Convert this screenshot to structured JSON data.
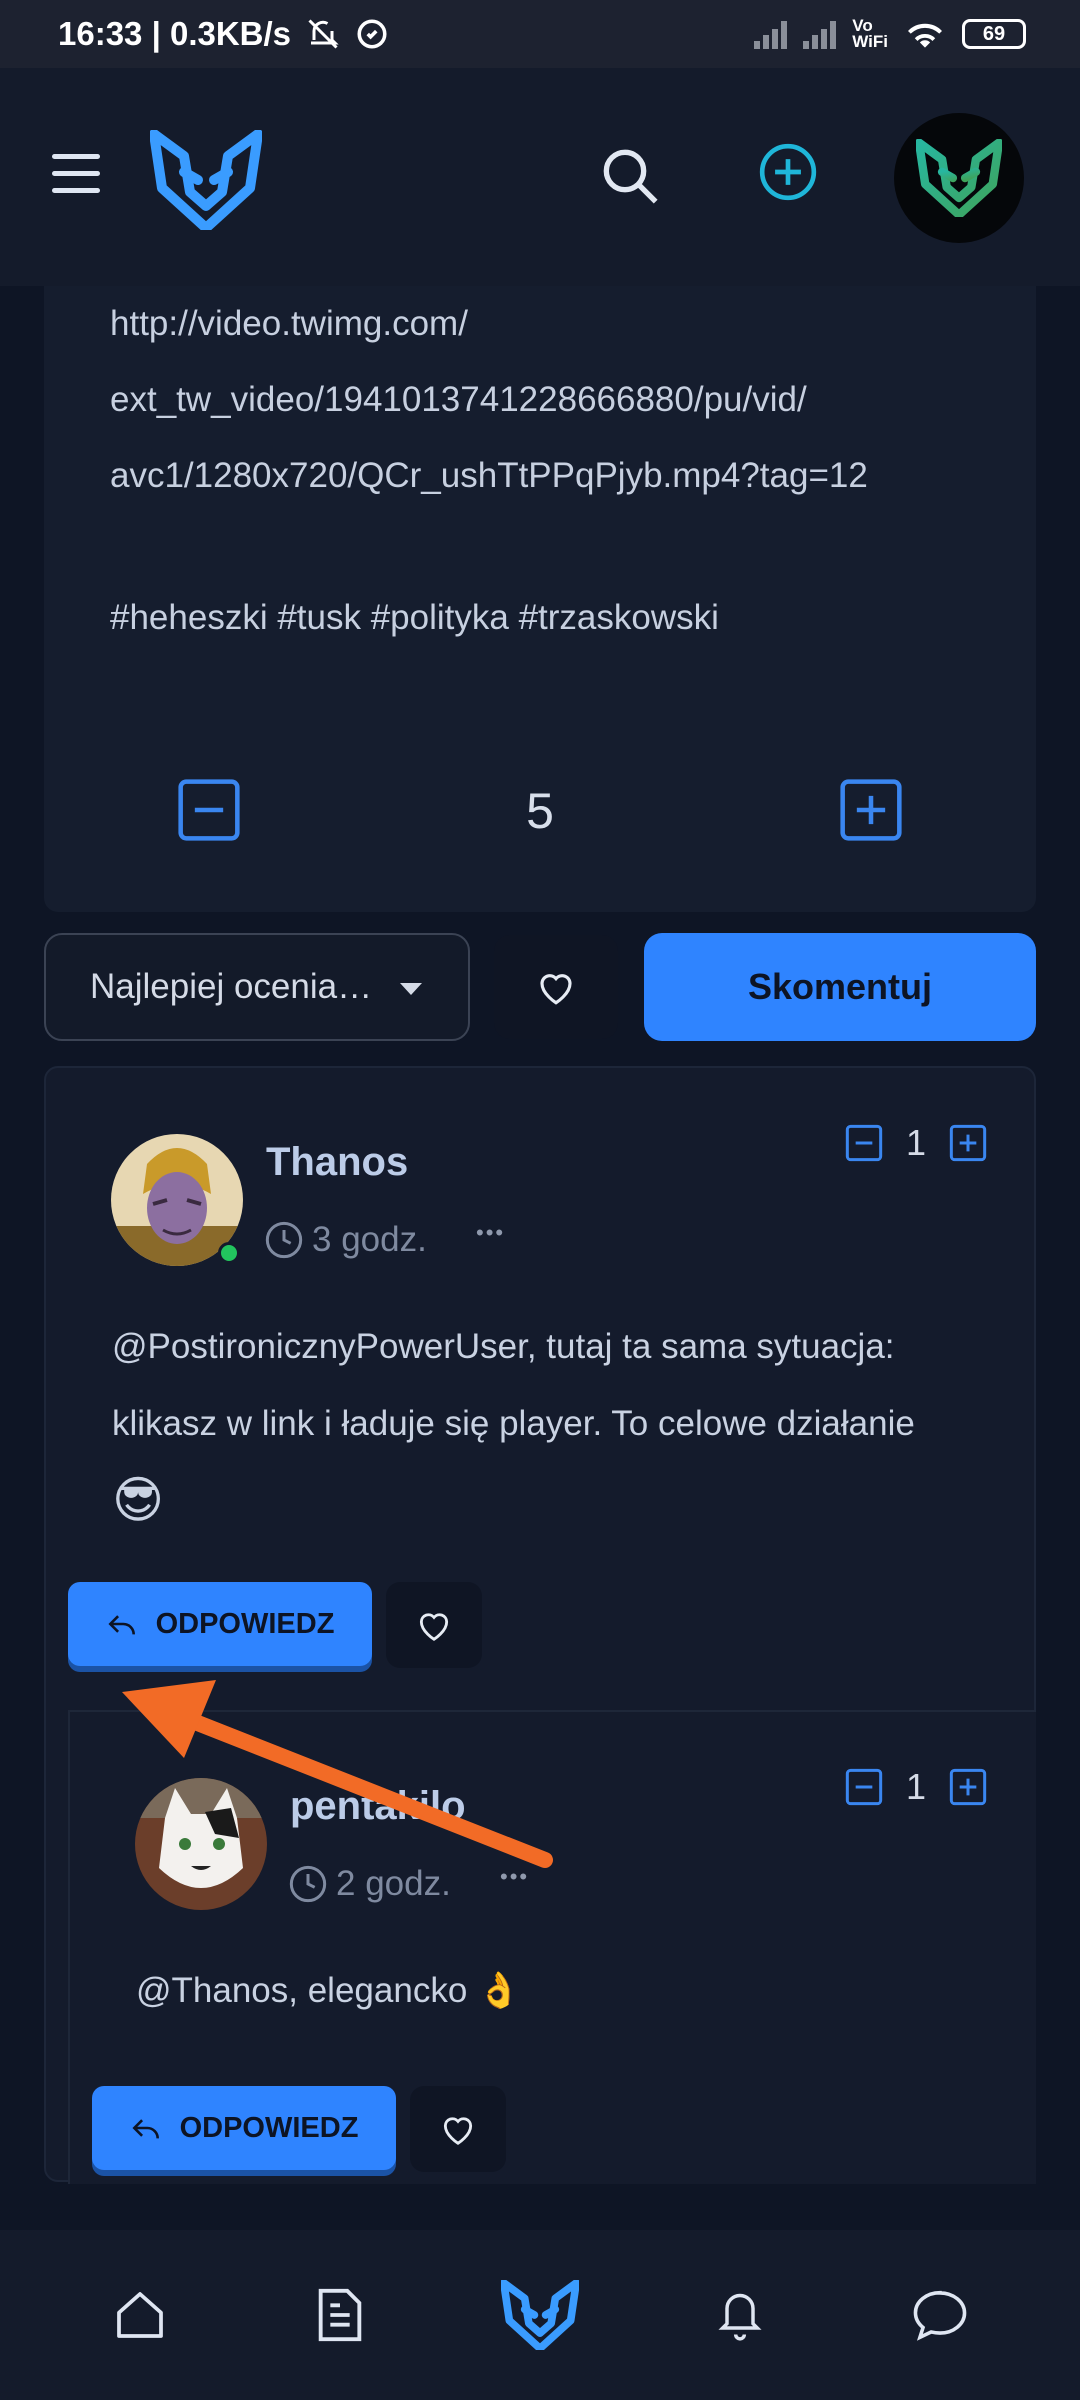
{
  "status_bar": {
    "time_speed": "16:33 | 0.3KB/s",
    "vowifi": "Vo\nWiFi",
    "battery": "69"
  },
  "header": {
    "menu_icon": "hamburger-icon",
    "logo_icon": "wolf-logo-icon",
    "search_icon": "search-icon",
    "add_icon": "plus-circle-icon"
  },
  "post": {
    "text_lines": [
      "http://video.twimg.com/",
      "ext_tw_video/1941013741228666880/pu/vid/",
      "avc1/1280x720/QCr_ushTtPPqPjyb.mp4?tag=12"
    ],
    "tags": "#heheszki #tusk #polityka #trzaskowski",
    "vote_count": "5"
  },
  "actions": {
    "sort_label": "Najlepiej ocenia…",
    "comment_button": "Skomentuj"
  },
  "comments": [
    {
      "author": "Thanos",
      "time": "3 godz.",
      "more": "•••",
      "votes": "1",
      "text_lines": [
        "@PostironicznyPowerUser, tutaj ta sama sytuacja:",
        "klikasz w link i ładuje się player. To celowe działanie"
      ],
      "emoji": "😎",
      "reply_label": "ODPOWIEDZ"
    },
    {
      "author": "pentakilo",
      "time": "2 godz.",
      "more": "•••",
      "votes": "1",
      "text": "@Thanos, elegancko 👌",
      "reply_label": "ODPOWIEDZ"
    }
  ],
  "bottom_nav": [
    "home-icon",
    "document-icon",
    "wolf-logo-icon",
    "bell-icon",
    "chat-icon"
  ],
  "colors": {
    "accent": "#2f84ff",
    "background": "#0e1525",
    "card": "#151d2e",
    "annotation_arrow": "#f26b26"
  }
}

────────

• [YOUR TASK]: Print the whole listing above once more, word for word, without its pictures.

• [REPLY]:
Convert this screenshot to structured JSON data.
{
  "status_bar": {
    "time_speed": "16:33 | 0.3KB/s",
    "vowifi": "Vo\nWiFi",
    "battery": "69"
  },
  "header": {
    "menu_icon": "hamburger-icon",
    "logo_icon": "wolf-logo-icon",
    "search_icon": "search-icon",
    "add_icon": "plus-circle-icon"
  },
  "post": {
    "text_lines": [
      "http://video.twimg.com/",
      "ext_tw_video/1941013741228666880/pu/vid/",
      "avc1/1280x720/QCr_ushTtPPqPjyb.mp4?tag=12"
    ],
    "tags": "#heheszki #tusk #polityka #trzaskowski",
    "vote_count": "5"
  },
  "actions": {
    "sort_label": "Najlepiej ocenia…",
    "comment_button": "Skomentuj"
  },
  "comments": [
    {
      "author": "Thanos",
      "time": "3 godz.",
      "more": "•••",
      "votes": "1",
      "text_lines": [
        "@PostironicznyPowerUser, tutaj ta sama sytuacja:",
        "klikasz w link i ładuje się player. To celowe działanie"
      ],
      "emoji": "😎",
      "reply_label": "ODPOWIEDZ"
    },
    {
      "author": "pentakilo",
      "time": "2 godz.",
      "more": "•••",
      "votes": "1",
      "text": "@Thanos, elegancko 👌",
      "reply_label": "ODPOWIEDZ"
    }
  ],
  "bottom_nav": [
    "home-icon",
    "document-icon",
    "wolf-logo-icon",
    "bell-icon",
    "chat-icon"
  ],
  "colors": {
    "accent": "#2f84ff",
    "background": "#0e1525",
    "card": "#151d2e",
    "annotation_arrow": "#f26b26"
  }
}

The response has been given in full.